TLDR
Among Chinese health care workers exposed to COVID-19, women, nurses, those in Wuhan, and front-line health care Workers have a high risk of developing unfavorable mental health outcomes and may need psychological support or interventions. Expand
Generalized anxiety disorder, depressive symptoms and sleep quality during COVID-19 outbreak in China: a web-based cross-sectional survey
TLDR
This study identified a major mental health burden of the public during the COVID-19 outbreak as young people, people spending too much time thinking about the outbreak, and healthcare workers were at high risk of mental illness. Expand

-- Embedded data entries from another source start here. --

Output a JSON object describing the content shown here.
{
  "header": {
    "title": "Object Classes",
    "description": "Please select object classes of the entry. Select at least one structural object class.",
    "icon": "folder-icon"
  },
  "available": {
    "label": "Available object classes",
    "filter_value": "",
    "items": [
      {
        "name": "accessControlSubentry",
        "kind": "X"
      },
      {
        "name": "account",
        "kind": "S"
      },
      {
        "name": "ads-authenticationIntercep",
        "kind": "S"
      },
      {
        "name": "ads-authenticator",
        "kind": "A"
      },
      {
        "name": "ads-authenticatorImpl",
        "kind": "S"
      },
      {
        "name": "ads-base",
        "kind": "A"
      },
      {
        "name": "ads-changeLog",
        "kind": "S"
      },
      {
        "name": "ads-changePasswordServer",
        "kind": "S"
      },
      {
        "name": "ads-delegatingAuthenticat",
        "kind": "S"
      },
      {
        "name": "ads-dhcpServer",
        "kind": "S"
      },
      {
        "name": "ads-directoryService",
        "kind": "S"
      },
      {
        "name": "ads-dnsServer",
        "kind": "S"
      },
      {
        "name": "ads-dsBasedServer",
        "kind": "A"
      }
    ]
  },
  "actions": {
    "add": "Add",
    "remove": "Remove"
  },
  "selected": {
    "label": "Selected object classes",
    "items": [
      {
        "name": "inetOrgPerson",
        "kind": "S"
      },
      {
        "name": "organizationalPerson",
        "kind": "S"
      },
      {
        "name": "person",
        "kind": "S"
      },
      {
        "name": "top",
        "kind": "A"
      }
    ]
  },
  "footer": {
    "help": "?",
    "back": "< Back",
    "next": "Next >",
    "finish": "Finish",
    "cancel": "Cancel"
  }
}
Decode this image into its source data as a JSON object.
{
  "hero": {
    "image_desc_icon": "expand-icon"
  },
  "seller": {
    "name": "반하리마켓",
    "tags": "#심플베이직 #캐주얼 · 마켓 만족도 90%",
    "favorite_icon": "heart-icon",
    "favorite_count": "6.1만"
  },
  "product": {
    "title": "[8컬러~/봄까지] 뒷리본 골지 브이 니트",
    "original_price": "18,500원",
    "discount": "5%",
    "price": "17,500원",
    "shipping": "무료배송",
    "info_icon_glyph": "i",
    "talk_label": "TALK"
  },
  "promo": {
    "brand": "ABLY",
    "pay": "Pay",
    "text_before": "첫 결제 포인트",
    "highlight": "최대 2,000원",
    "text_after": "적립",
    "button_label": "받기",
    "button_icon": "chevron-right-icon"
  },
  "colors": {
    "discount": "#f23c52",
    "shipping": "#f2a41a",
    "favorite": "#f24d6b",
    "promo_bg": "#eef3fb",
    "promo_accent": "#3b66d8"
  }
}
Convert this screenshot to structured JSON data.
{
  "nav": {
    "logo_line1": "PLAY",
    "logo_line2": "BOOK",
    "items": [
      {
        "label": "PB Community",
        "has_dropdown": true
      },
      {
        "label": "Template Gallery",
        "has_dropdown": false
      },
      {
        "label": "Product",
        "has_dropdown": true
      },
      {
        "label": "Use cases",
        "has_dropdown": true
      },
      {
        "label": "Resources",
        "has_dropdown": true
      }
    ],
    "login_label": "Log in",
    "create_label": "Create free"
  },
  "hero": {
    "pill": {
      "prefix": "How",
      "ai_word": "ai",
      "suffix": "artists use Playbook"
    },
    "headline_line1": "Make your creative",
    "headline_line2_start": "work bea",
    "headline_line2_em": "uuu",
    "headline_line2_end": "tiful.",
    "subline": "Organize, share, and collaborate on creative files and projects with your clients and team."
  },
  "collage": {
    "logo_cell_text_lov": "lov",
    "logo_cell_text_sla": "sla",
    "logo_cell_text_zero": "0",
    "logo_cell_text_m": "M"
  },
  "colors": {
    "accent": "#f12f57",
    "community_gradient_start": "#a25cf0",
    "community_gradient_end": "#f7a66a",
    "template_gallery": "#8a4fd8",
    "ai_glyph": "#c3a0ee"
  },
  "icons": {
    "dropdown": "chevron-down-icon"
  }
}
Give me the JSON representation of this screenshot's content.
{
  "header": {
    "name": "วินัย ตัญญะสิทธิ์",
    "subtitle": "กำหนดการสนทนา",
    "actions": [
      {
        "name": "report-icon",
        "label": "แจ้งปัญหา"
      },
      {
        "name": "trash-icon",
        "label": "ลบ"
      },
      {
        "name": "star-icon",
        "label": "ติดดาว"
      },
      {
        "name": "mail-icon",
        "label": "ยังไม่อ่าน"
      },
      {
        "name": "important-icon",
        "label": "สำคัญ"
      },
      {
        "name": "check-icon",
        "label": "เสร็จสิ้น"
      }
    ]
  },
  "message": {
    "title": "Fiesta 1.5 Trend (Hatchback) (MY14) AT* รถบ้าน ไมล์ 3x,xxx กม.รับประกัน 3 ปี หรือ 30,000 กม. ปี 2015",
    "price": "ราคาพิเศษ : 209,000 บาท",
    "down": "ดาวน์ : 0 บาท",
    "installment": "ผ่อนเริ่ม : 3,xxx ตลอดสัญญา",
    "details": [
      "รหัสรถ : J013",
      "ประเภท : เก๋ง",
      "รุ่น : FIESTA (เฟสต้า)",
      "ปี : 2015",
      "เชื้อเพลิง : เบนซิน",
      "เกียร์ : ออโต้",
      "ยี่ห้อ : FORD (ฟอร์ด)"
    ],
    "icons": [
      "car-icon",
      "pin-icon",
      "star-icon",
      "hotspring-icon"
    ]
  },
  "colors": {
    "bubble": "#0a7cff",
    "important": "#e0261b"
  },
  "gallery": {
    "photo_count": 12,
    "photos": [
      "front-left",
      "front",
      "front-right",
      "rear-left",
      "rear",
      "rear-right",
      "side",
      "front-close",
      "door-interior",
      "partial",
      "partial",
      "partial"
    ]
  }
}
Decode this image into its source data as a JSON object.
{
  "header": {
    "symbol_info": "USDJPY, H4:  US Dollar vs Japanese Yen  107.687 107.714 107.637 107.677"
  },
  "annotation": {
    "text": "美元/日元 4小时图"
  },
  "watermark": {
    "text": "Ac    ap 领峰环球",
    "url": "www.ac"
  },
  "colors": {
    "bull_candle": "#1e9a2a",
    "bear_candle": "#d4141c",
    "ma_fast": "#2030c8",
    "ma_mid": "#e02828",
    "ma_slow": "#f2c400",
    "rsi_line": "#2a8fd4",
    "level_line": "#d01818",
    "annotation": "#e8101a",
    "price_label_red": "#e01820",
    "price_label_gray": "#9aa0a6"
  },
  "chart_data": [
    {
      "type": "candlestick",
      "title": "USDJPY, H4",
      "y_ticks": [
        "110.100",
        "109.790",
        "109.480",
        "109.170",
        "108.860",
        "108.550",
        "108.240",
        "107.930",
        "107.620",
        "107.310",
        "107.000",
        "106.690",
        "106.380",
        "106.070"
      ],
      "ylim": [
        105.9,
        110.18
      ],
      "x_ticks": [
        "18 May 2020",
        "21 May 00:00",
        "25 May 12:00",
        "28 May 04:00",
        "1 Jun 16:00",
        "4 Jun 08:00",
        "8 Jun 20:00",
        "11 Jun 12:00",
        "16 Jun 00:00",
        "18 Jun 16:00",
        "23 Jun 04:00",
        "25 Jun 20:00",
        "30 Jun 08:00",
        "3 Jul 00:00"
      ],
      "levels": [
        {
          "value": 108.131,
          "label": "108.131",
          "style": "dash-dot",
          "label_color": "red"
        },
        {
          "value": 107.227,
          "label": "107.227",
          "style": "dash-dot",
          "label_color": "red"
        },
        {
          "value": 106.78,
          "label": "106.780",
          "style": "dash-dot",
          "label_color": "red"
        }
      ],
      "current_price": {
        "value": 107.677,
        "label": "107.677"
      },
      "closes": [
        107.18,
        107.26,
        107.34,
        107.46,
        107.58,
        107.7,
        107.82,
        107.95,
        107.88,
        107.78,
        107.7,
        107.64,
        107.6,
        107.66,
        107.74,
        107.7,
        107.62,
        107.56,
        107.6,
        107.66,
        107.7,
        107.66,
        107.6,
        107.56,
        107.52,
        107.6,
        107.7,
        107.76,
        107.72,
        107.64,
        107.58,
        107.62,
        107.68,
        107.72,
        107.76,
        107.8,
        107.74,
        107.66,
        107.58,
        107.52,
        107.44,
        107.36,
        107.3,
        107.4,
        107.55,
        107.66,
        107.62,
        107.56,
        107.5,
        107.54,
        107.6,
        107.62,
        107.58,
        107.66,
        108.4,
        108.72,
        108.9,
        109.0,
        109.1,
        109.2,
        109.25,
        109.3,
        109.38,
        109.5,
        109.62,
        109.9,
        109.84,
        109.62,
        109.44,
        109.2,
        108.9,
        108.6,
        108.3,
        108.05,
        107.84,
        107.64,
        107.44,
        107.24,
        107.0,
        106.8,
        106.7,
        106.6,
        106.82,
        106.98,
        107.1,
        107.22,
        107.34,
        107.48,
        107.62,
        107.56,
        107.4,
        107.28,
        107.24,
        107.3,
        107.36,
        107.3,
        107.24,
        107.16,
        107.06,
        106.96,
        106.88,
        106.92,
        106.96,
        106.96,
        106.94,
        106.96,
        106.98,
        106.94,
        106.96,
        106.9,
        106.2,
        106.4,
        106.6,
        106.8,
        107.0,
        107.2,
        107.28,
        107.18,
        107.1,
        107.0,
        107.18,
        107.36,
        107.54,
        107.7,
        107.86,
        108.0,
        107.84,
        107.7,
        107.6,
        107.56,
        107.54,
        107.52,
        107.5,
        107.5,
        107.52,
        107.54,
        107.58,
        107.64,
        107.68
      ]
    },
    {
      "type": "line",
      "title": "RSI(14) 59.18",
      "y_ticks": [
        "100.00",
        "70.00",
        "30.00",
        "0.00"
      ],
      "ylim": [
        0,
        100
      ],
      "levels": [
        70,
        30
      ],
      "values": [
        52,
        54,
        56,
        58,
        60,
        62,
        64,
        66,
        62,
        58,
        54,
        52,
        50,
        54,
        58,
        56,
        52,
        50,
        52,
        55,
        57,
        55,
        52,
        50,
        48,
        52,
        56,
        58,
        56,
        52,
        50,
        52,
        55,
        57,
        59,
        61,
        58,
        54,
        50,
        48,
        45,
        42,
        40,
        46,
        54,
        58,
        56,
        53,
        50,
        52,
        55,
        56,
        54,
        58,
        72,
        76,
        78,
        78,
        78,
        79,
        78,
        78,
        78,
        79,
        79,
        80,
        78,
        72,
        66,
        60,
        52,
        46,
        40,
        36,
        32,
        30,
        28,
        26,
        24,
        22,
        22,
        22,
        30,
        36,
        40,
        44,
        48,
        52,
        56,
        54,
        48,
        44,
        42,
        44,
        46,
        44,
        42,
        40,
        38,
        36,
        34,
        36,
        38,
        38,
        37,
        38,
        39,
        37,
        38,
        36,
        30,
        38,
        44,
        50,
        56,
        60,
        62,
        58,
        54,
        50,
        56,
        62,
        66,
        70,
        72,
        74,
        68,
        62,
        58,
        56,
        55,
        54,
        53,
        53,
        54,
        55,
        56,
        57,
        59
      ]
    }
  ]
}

The PHQ-9
TLDR
In addition to making criteria-based diagnoses of depressive disorders, the PHQ-9 is also a reliable and valid measure of depression severity, which makes it a useful clinical and research tool. Expand
Abbreviated PTSD Checklist (PCL) as a guide to clinical response.
TLDR
Whereas prior research has shown the two-item or six-item versions of the PCL to be good PTSD screening instruments for primary care settings, the six- item version appears to be the better alternative for tracking treatment-related change. Expand
Age Differences in COVID-19 Risk Perceptions and Mental Health: Evidence From a National U.S. Survey Conducted in March 2020
  • W. Bruine de Bruin
  • Medicine, Psychology
  • The journals of gerontology. Series B, Psychological sciences and social sciences
  • 2020
TLDR
U.S. adults who were relatively older appeared to have a more optimistic outlook and better mental health during the early stages of the pandemic, and interventions may be needed to help people of all ages maintain realistic perceptions of the risks, while also managing depression and anxiety during the COVID-19 crisis. Expand
Supporting the Health Care Workforce During the COVID-19 Global Epidemic.
TLDR
COVID-19 is thought to have higher mortality than seasonal influenza, even as wide variation is reported, and the pressure on the global health care workforce continues to intensify. Expand
Anxiety Disorders in Primary Care: Prevalence, Impairment, Comorbidity, and Detection
TLDR
A large primary carebased anxiety study is analyzed to ascertain commonalities among anxiety diagnoses that are traditionally considered to be discrete and to determine whether a single measure can be used as a first step, common metric. Expand
A 4-item measure of depression and anxiety: validation and standardization of the Patient Health Questionnaire-4 (PHQ-4) in the general population.
TLDR
Results from this study support the reliability and validity of thePHQ-4, PHQ-2, and GAD-2 as ultra-brief measures of depression and anxiety in the general population and can be used to compare a subject's scale score with those determined from a general population reference group. Expand
An abbreviated PTSD checklist for use as a screening instrument in primary care.
TLDR
It is found that both two-item and six-item versions of the PTSD Checklist-civilian version have adequate psychometric properties for screening purposes and suggest that the selection of one version over the other depends on the specific needs of each primary care clinic. Expand
...
1
2
3
4
...